[What is needed]
Find the string "kind" in the records. Copy every line it appears in.

[Material provided]
○ ○ ○ ○ ○
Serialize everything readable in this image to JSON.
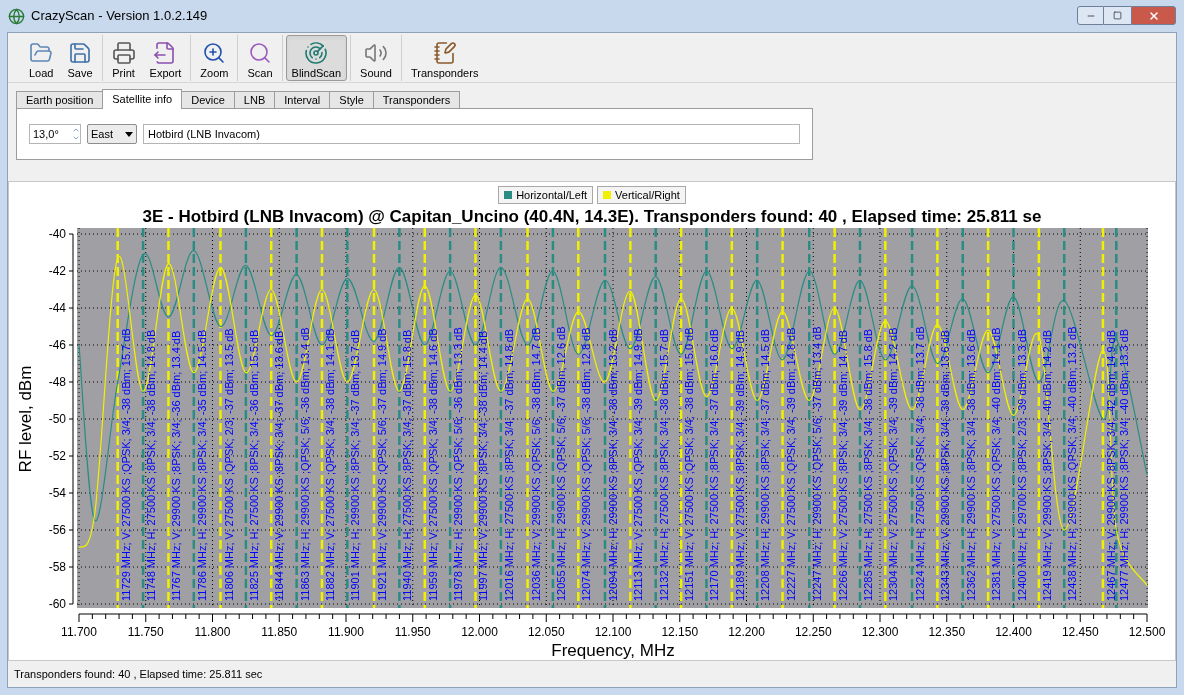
{
  "window": {
    "title": "CrazyScan - Version 1.0.2.149"
  },
  "toolbar": [
    {
      "buttons": [
        {
          "kind": "load",
          "label": "Load",
          "pressed": false
        },
        {
          "kind": "save",
          "label": "Save",
          "pressed": false
        }
      ]
    },
    {
      "buttons": [
        {
          "kind": "print",
          "label": "Print",
          "pressed": false
        },
        {
          "kind": "export",
          "label": "Export",
          "pressed": false
        }
      ]
    },
    {
      "buttons": [
        {
          "kind": "zoom",
          "label": "Zoom",
          "pressed": false
        }
      ]
    },
    {
      "buttons": [
        {
          "kind": "scan",
          "label": "Scan",
          "pressed": false
        }
      ]
    },
    {
      "buttons": [
        {
          "kind": "blindscan",
          "label": "BlindScan",
          "pressed": true
        }
      ]
    },
    {
      "buttons": [
        {
          "kind": "sound",
          "label": "Sound",
          "pressed": false
        }
      ]
    },
    {
      "buttons": [
        {
          "kind": "transponders",
          "label": "Transponders",
          "pressed": false
        }
      ]
    }
  ],
  "tabs": [
    {
      "label": "Earth position",
      "selected": false
    },
    {
      "label": "Satellite info",
      "selected": true
    },
    {
      "label": "Device",
      "selected": false
    },
    {
      "label": "LNB",
      "selected": false
    },
    {
      "label": "Interval",
      "selected": false
    },
    {
      "label": "Style",
      "selected": false
    },
    {
      "label": "Transponders",
      "selected": false
    }
  ],
  "satellite_info": {
    "position": "13,0°",
    "direction": "East",
    "name": "Hotbird (LNB Invacom)"
  },
  "chart": {
    "title": "3E - Hotbird (LNB Invacom) @ Capitan_Uncino (40.4N, 14.3E). Transponders found: 40 , Elapsed time: 25.811 se",
    "chart_data": {
      "type": "line",
      "xlabel": "Frequency, MHz",
      "ylabel": "RF level, dBm",
      "xlim": [
        11.7,
        12.5
      ],
      "ylim": [
        -60,
        -40
      ],
      "xticks": [
        {
          "value": 11.7,
          "label": "11.700"
        },
        {
          "value": 11.75,
          "label": "11.750"
        },
        {
          "value": 11.8,
          "label": "11.800"
        },
        {
          "value": 11.85,
          "label": "11.850"
        },
        {
          "value": 11.9,
          "label": "11.900"
        },
        {
          "value": 11.95,
          "label": "11.950"
        },
        {
          "value": 12.0,
          "label": "12.000"
        },
        {
          "value": 12.05,
          "label": "12.050"
        },
        {
          "value": 12.1,
          "label": "12.100"
        },
        {
          "value": 12.15,
          "label": "12.150"
        },
        {
          "value": 12.2,
          "label": "12.200"
        },
        {
          "value": 12.25,
          "label": "12.250"
        },
        {
          "value": 12.3,
          "label": "12.300"
        },
        {
          "value": 12.35,
          "label": "12.350"
        },
        {
          "value": 12.4,
          "label": "12.400"
        },
        {
          "value": 12.45,
          "label": "12.450"
        },
        {
          "value": 12.5,
          "label": "12.500"
        }
      ],
      "grid": true,
      "yticks": [
        -40,
        -42,
        -44,
        -46,
        -48,
        -50,
        -52,
        -54,
        -56,
        -58,
        -60
      ],
      "x": [
        11.7,
        11.712,
        11.729,
        11.748,
        11.767,
        11.786,
        11.806,
        11.825,
        11.844,
        11.863,
        11.882,
        11.901,
        11.921,
        11.94,
        11.959,
        11.978,
        11.997,
        12.016,
        12.036,
        12.055,
        12.074,
        12.094,
        12.113,
        12.132,
        12.151,
        12.17,
        12.189,
        12.208,
        12.227,
        12.247,
        12.266,
        12.285,
        12.304,
        12.324,
        12.343,
        12.362,
        12.381,
        12.4,
        12.419,
        12.438,
        12.467,
        12.477,
        12.5
      ],
      "series": [
        {
          "name": "Horizontal/Left",
          "color": "#2b8c84",
          "values": [
            -46,
            -55.5,
            -48,
            -41.1,
            -44.5,
            -40.9,
            -45,
            -41.7,
            -45.5,
            -42.2,
            -46,
            -42.4,
            -45.8,
            -41.8,
            -46,
            -42,
            -46,
            -41.8,
            -46,
            -42,
            -46.5,
            -42.5,
            -46.2,
            -42.3,
            -46.5,
            -42,
            -46.2,
            -42.5,
            -46.8,
            -42,
            -46.5,
            -42.5,
            -46.8,
            -42.8,
            -47,
            -43.5,
            -47.5,
            -43.4,
            -48,
            -43.6,
            -50,
            -45.7,
            -53
          ]
        },
        {
          "name": "Vertical/Right",
          "color": "#f0f000",
          "values": [
            -57,
            -55,
            -41.3,
            -48.5,
            -41.6,
            -47.5,
            -41.8,
            -47.5,
            -43,
            -48,
            -43,
            -48,
            -43,
            -48.5,
            -42.8,
            -48.5,
            -43.3,
            -48.5,
            -43.5,
            -48.5,
            -44.2,
            -48,
            -43.1,
            -49,
            -43.5,
            -48.8,
            -44,
            -49,
            -44.2,
            -49,
            -44,
            -49.5,
            -44.7,
            -49.5,
            -44.9,
            -49.5,
            -45.2,
            -49.8,
            -45.5,
            -56,
            -46.3,
            -56,
            -59
          ]
        }
      ],
      "ref_lines": [
        {
          "axis": "x",
          "value": 11.729,
          "color": "#f0f000",
          "label": "11729 MHz; V; 27500 KS ;QPSK; 3/4; -38 dBm; 15.7 dB"
        },
        {
          "axis": "x",
          "value": 11.748,
          "color": "#2b8c84",
          "label": "11748 MHz; H; 27500 KS ;8PSK; 3/4; -38 dBm; 14.8 dB"
        },
        {
          "axis": "x",
          "value": 11.767,
          "color": "#f0f000",
          "label": "11767 MHz; V; 29900 KS ;8PSK; 3/4; -36 dBm; 13.4 dB"
        },
        {
          "axis": "x",
          "value": 11.786,
          "color": "#2b8c84",
          "label": "11786 MHz; H; 29900 KS ;8PSK; 3/4; -35 dBm; 14.5 dB"
        },
        {
          "axis": "x",
          "value": 11.806,
          "color": "#f0f000",
          "label": "11806 MHz; V; 27500 KS ;QPSK; 2/3; -37 dBm; 13.5 dB"
        },
        {
          "axis": "x",
          "value": 11.825,
          "color": "#2b8c84",
          "label": "11825 MHz; H; 27500 KS ;8PSK; 3/4; -36 dBm; 15.5 dB"
        },
        {
          "axis": "x",
          "value": 11.844,
          "color": "#f0f000",
          "label": "11844 MHz; V; 29900 KS ;8PSK; 3/4; -37 dBm; 13.6 dB"
        },
        {
          "axis": "x",
          "value": 11.863,
          "color": "#2b8c84",
          "label": "11863 MHz; H; 29900 KS ;QPSK; 5/6; -36 dBm; 13.4 dB"
        },
        {
          "axis": "x",
          "value": 11.882,
          "color": "#f0f000",
          "label": "11882 MHz; V; 27500 KS ;QPSK; 3/4; -38 dBm; 14.1 dB"
        },
        {
          "axis": "x",
          "value": 11.901,
          "color": "#2b8c84",
          "label": "11901 MHz; H; 29900 KS ;8PSK; 3/4; -37 dBm; 13.7 dB"
        },
        {
          "axis": "x",
          "value": 11.921,
          "color": "#f0f000",
          "label": "11921 MHz; V; 29900 KS ;QPSK; 5/6; -37 dBm; 14.9 dB"
        },
        {
          "axis": "x",
          "value": 11.94,
          "color": "#2b8c84",
          "label": "11940 MHz; H; 27500 KS ;8PSK; 3/4; -37 dBm; 15.8 dB"
        },
        {
          "axis": "x",
          "value": 11.959,
          "color": "#f0f000",
          "label": "11959 MHz; V; 27500 KS ;QPSK; 3/4; -38 dBm; 14.6 dB"
        },
        {
          "axis": "x",
          "value": 11.978,
          "color": "#2b8c84",
          "label": "11978 MHz; H; 29900 KS ;QPSK; 5/6; -36 dBm; 13.3 dB"
        },
        {
          "axis": "x",
          "value": 11.997,
          "color": "#f0f000",
          "label": "11997 MHz; V; 29900 KS ;8PSK; 3/4; -38 dBm; 14.4 dB"
        },
        {
          "axis": "x",
          "value": 12.016,
          "color": "#2b8c84",
          "label": "12016 MHz; H; 27500 KS ;8PSK; 3/4; -37 dBm; 14.8 dB"
        },
        {
          "axis": "x",
          "value": 12.036,
          "color": "#f0f000",
          "label": "12036 MHz; V; 29900 KS ;QPSK; 5/6; -38 dBm; 14.7 dB"
        },
        {
          "axis": "x",
          "value": 12.055,
          "color": "#2b8c84",
          "label": "12055 MHz; H; 29900 KS ;QPSK; 5/6; -37 dBm; 12.6 dB"
        },
        {
          "axis": "x",
          "value": 12.074,
          "color": "#f0f000",
          "label": "12074 MHz; V; 29900 KS ;QPSK; 5/6; -38 dBm; 12.8 dB"
        },
        {
          "axis": "x",
          "value": 12.094,
          "color": "#2b8c84",
          "label": "12094 MHz; H; 29900 KS ;8PSK; 3/4; -38 dBm; 13.2 dB"
        },
        {
          "axis": "x",
          "value": 12.113,
          "color": "#f0f000",
          "label": "12113 MHz; V; 27500 KS ;QPSK; 3/4; -39 dBm; 14.9 dB"
        },
        {
          "axis": "x",
          "value": 12.132,
          "color": "#2b8c84",
          "label": "12132 MHz; H; 27500 KS ;8PSK; 3/4; -38 dBm; 15.7 dB"
        },
        {
          "axis": "x",
          "value": 12.151,
          "color": "#f0f000",
          "label": "12151 MHz; V; 27500 KS ;QPSK; 3/4; -38 dBm; 15.0 dB"
        },
        {
          "axis": "x",
          "value": 12.17,
          "color": "#2b8c84",
          "label": "12170 MHz; H; 27500 KS ;8PSK; 3/4; -37 dBm; 16.0 dB"
        },
        {
          "axis": "x",
          "value": 12.189,
          "color": "#f0f000",
          "label": "12189 MHz; V; 27500 KS ;8PSK; 3/4; -39 dBm; 14.9 dB"
        },
        {
          "axis": "x",
          "value": 12.208,
          "color": "#2b8c84",
          "label": "12208 MHz; H; 29900 KS ;8PSK; 3/4; -37 dBm; 14.5 dB"
        },
        {
          "axis": "x",
          "value": 12.227,
          "color": "#f0f000",
          "label": "12227 MHz; V; 27500 KS ;QPSK; 3/4; -39 dBm; 14.8 dB"
        },
        {
          "axis": "x",
          "value": 12.247,
          "color": "#2b8c84",
          "label": "12247 MHz; H; 29900 KS ;QPSK; 5/6; -37 dBm; 13.4 dB"
        },
        {
          "axis": "x",
          "value": 12.266,
          "color": "#f0f000",
          "label": "12266 MHz; V; 27500 KS ;8PSK; 3/4; -39 dBm; 14.7 dB"
        },
        {
          "axis": "x",
          "value": 12.285,
          "color": "#2b8c84",
          "label": "12285 MHz; H; 27500 KS ;8PSK; 3/4; -38 dBm; 15.8 dB"
        },
        {
          "axis": "x",
          "value": 12.304,
          "color": "#f0f000",
          "label": "12304 MHz; V; 27500 KS ;QPSK; 3/4; -39 dBm; 14.2 dB"
        },
        {
          "axis": "x",
          "value": 12.324,
          "color": "#2b8c84",
          "label": "12324 MHz; H; 27500 KS ;QPSK; 3/4; -38 dBm; 13.7 dB"
        },
        {
          "axis": "x",
          "value": 12.343,
          "color": "#f0f000",
          "label": "12343 MHz; V; 29900 KS ;8PSK; 3/4; -39 dBm; 13.6 dB"
        },
        {
          "axis": "x",
          "value": 12.362,
          "color": "#2b8c84",
          "label": "12362 MHz; H; 29900 KS ;8PSK; 3/4; -38 dBm; 13.6 dB"
        },
        {
          "axis": "x",
          "value": 12.381,
          "color": "#f0f000",
          "label": "12381 MHz; V; 27500 KS ;QPSK; 3/4; -40 dBm; 14.1 dB"
        },
        {
          "axis": "x",
          "value": 12.4,
          "color": "#2b8c84",
          "label": "12400 MHz; H; 29700 KS ;8PSK; 2/3; -39 dBm; 13.3 dB"
        },
        {
          "axis": "x",
          "value": 12.419,
          "color": "#f0f000",
          "label": "12419 MHz; V; 29900 KS ;8PSK; 3/4; -40 dBm; 14.2 dB"
        },
        {
          "axis": "x",
          "value": 12.438,
          "color": "#2b8c84",
          "label": "12438 MHz; H; 29900 KS ;QPSK; 3/4; -40 dBm; 13.2 dB"
        },
        {
          "axis": "x",
          "value": 12.467,
          "color": "#f0f000",
          "label": "12467 MHz; V; 29900 KS ;8PSK; 3/4; -42 dBm; 14.9 dB"
        },
        {
          "axis": "x",
          "value": 12.477,
          "color": "#2b8c84",
          "label": "12477 MHz; H; 29900 KS ;8PSK; 3/4; -40 dBm; 13.3 dB"
        }
      ]
    }
  },
  "status_bar": "Transponders found: 40 , Elapsed time: 25.811 sec"
}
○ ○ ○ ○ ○
[Answer below]
          "kind": "load",
          "kind": "save",
          "kind": "print",
          "kind": "export",
          "kind": "zoom",
          "kind": "scan",
          "kind": "blindscan",
          "kind": "sound",
          "kind": "transponders",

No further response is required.